  5. ^ a b c Sucedió en el Perú - Juan Velasco Alvarado. TV Perú. October 17, 2016.
  6. ^ La Revolución por Decreto. Dirk Krujit, 1991.
  7. ^ The United States and Peru: cooperation at a cost. Cynthia McClintock, 2003, pg. 25.
  8. ^ "A 50 años del golpe de Velasco Alvarado, las secuelas persisten en Perú". RPP Noticias. October 3, 2018.
  9. ^ "Día del Campesino". Sistema de Información Ambiental Regional de Cajamarca. June 24, 2019.
  10. ^ Brisson, David (2009). Quechua Education in Peru. The Theory-Context Mergence Approach (PDF). pp. 13–14. Archived from the original (PDF) on October 3, 2011.
  11. ^ Enrique Mayer, Ugly Stories of the Peruvian Agrarian Reform. Durham: Duke University Press, 2009.
  12. ^ Enrique Mayer, Ugly Stories of the Peruvian Agrarian Reform. Durham:Duke University Press, 2009.
  13. ^ Anna Cant, Representations of the Peruvian Agrarian Reform, 1968–1975. Dissertation, University of Cambridge, 2015. See Tony Wood, "Peruvian Agrarian Reform, 1968–1975," Dissertation Reviews, April 18, 2016.
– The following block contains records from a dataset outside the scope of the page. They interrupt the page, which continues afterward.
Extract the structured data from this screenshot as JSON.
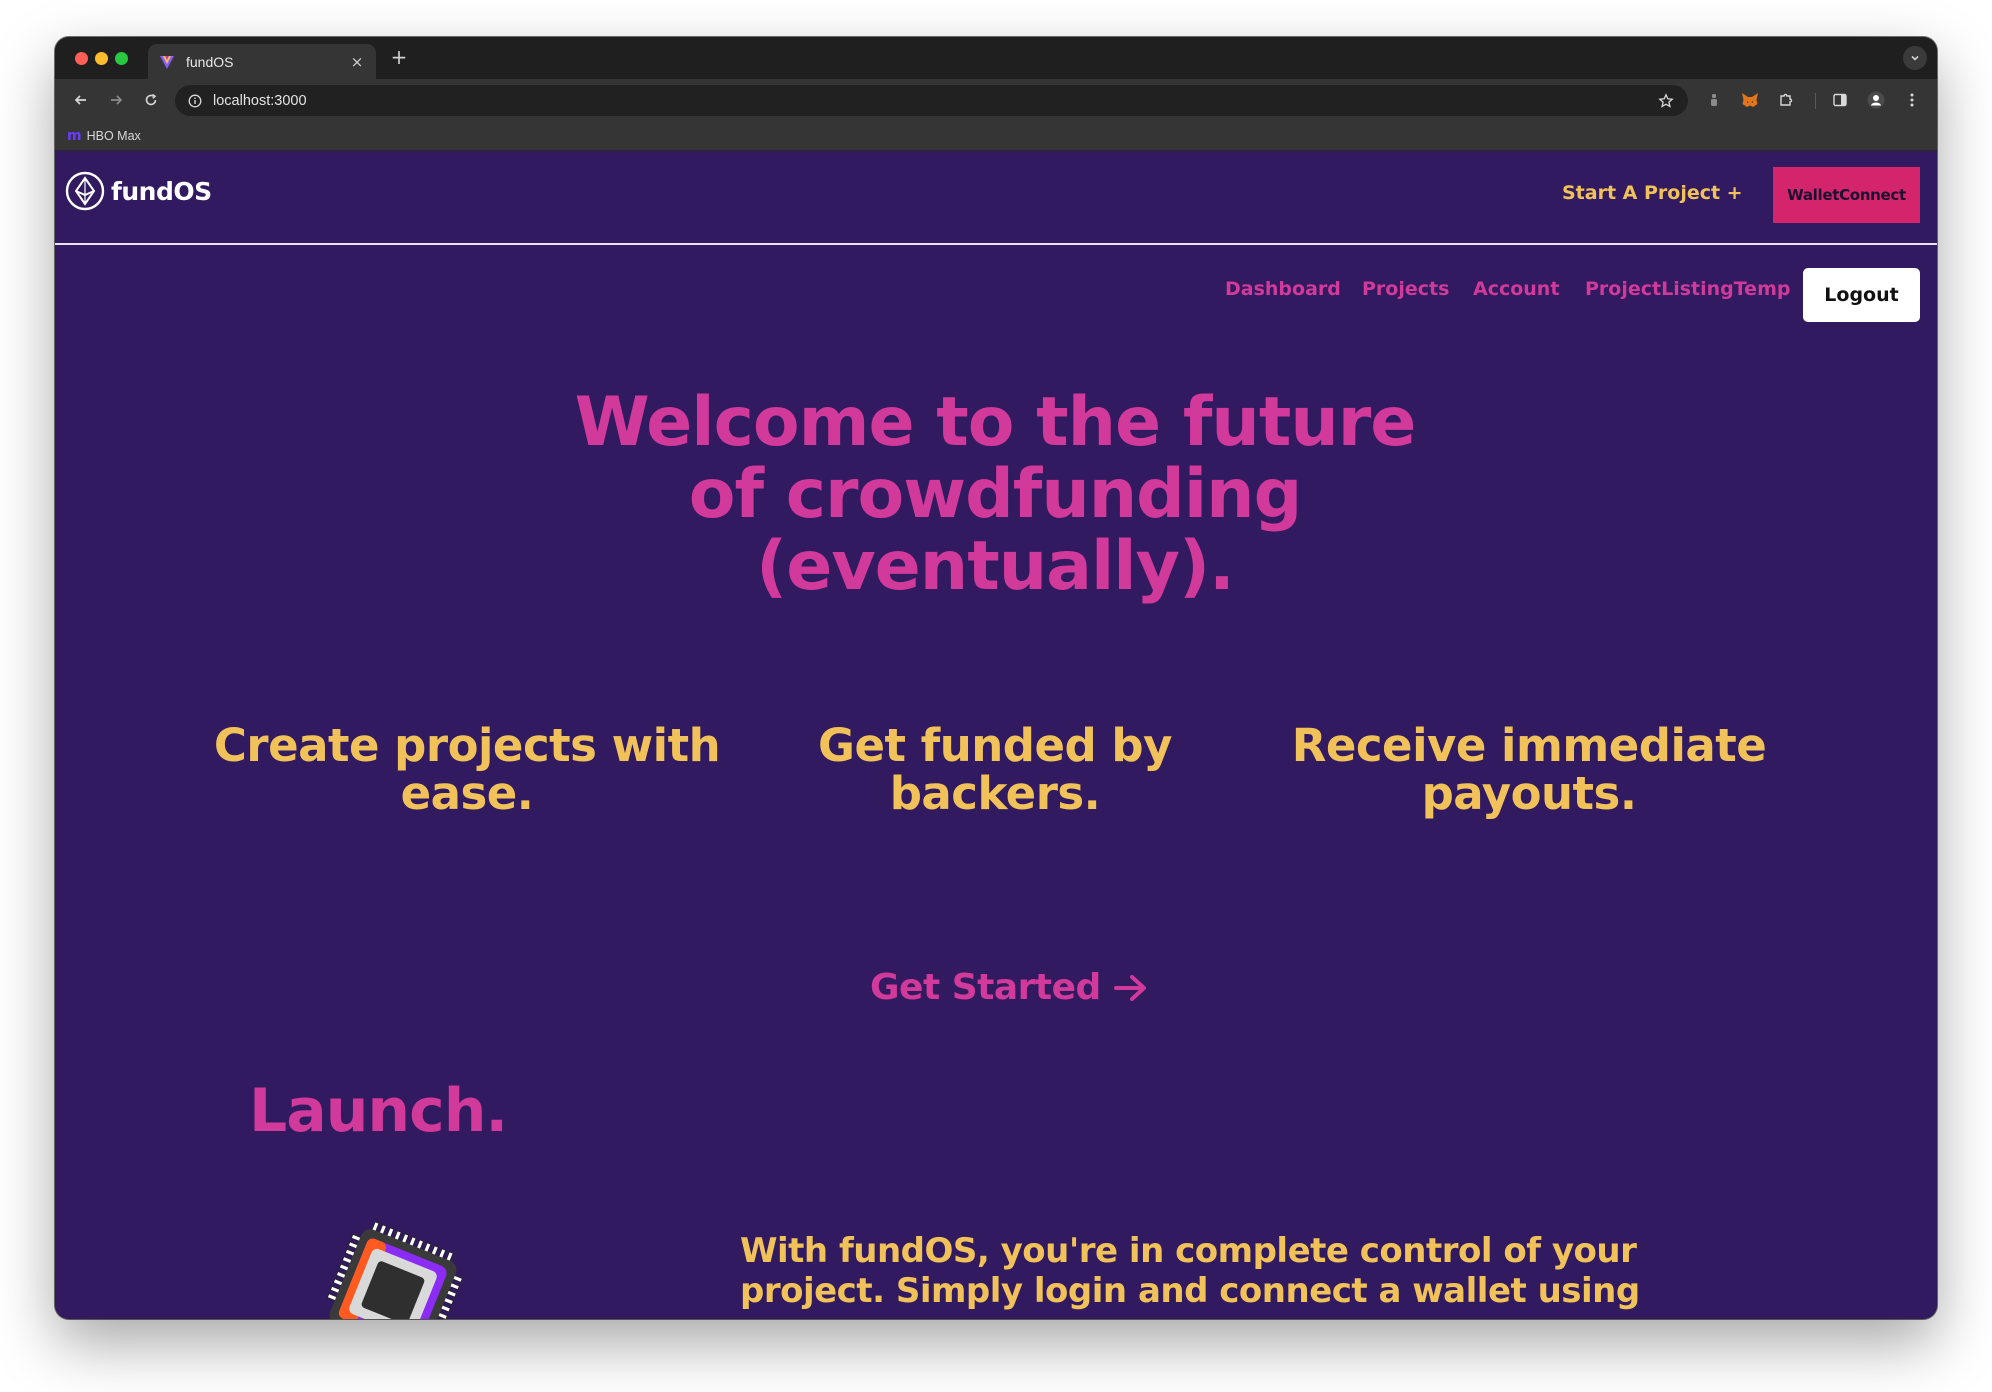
{
  "browser": {
    "tab": {
      "title": "fundOS",
      "close_glyph": "×",
      "favicon": "fundos-favicon-icon"
    },
    "new_tab_glyph": "+",
    "address": {
      "url": "localhost:3000"
    },
    "bookmarks": [
      {
        "label": "HBO Max",
        "icon_glyph": "m"
      }
    ],
    "colors": {
      "tabbar": "#1f1f1f",
      "toolbar": "#353535",
      "omnibox": "#212121"
    }
  },
  "header": {
    "logo_text": "fundOS",
    "start_project": "Start A Project +",
    "wallet_button": "WalletConnect"
  },
  "subnav": {
    "links": [
      "Dashboard",
      "Projects",
      "Account",
      "ProjectListingTemp"
    ],
    "logout": "Logout"
  },
  "hero": {
    "lines": [
      "Welcome to the future",
      "of crowdfunding",
      "(eventually)."
    ]
  },
  "features": [
    {
      "lines": [
        "Create projects with",
        "ease."
      ]
    },
    {
      "lines": [
        "Get funded by",
        "backers."
      ]
    },
    {
      "lines": [
        "Receive immediate",
        "payouts."
      ]
    }
  ],
  "cta": {
    "label": "Get Started"
  },
  "launch": {
    "title": "Launch.",
    "text_lines": [
      "With fundOS, you're in complete control of your",
      "project. Simply login and connect a wallet using"
    ]
  },
  "colors": {
    "page_background": "#311a5f",
    "pink": "#d1399a",
    "gold": "#f2c25a",
    "wallet_button": "#d3246c",
    "logout_button": "#ffffff"
  }
}
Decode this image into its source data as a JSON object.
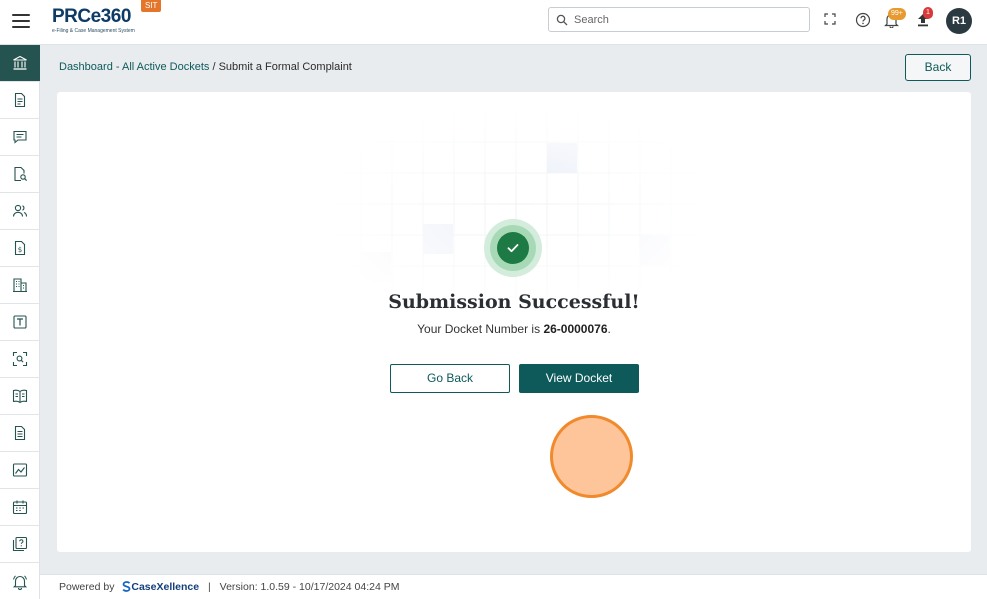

  14. ^ "World Development Indicators, GDP per capita (constant 2000 US$) for Peru, Latin America & Caribbean region". World Bank. Retrieved March 1, 2019 – via Google.
  15. ^ Walter, Richard J. Peru and the United States, 1960–1975: How Their Ambassadors Managed Foreign Relations in a Turbulent Era. Pennsylvania State University Press, 2010.
  16. ^ a b Adins, Sebastien; Rooney, Mildred (2019). Las Relaciones Entre el Perú y Rusia: Revisión e interpretación desde las Relaciones Internacionales (PDF). Konrad Adenauer Stiftung. p. 40. ISBN 978-9972-671-59-3.
  17. ^ Tamayo Herrera, José (1985). Nuevo Compendio de Historia del Perú. Editorial Lumen. p. 330.
  18. ^ Batalla, Carlos (December 4, 2014). "Terremoto de 1970: la solidaridad que levantó a un país". El Comercio.
  19. ^ a b c "La veces que Pinochet casi Ataca al Perú de Sorpresa" Archived December 2, 2008, at the Wayback Machine. caretas.com. June 3, 2004.
  20. ^ a b Gerald R. Ford Presidential Library and Museum. KISSINGER, HENRY
  21. ^ "La veces que Pinochet casi Ataca al Perú de Sorpresa" Archived December 2, 2008, at the Wayback Machine, Caretas, June 3, 2004 (in Spanish)
  22. ^ Holsti, Kalevi J. (1996). The State, War and the State of War. Cambridge Studies in International Relations. p. 158.
  23. ^ "12 de julio: ¿Qué pasó un día como hoy?". El Comercio. July 12, 2016. Retrieved September 13, 2020.
  24. ^ Marutián, Juan Ignacio (2003). El gobierno del general Juan Velasco Alvarado: Estudio de un caso histórico de Cesarismo (PDF) (in Spanish). Buenos Aires: Universidad del Salvador.
  25. ^ "Manifestación popular en el sepelio de Velasco Alvarado". El País. December 26, 1977.
  26. ^ Gott, Richard (2005). Hugo Chávez and the Bolivarian Revolution in Venezuela. London and New York: Verso. pp. 35–36. ISBN 978-1-84467-533-3.
  27. ^ Marcano, Christina; Tyszka, Alberto Barrera (2007). Hugo Chávez: The Definitive Biography of Venezuela's Controversial President. New York: Random House. pp. 71–72. ISBN 978-0-679-45666-7.

Further reading[edit]

Military offices
Preceded by
Gral. Julio Doig Sánchez
Commander-in-Chief of the Army
September 1967 – October 1968
Succeeded by
Gral. Ernesto Montagne Sánchez
Political offices
Preceded by President of Peru (1st President of the Revolutionary Government of the Armed Forces) of Peru
October 1968 – August 1975
Succeeded by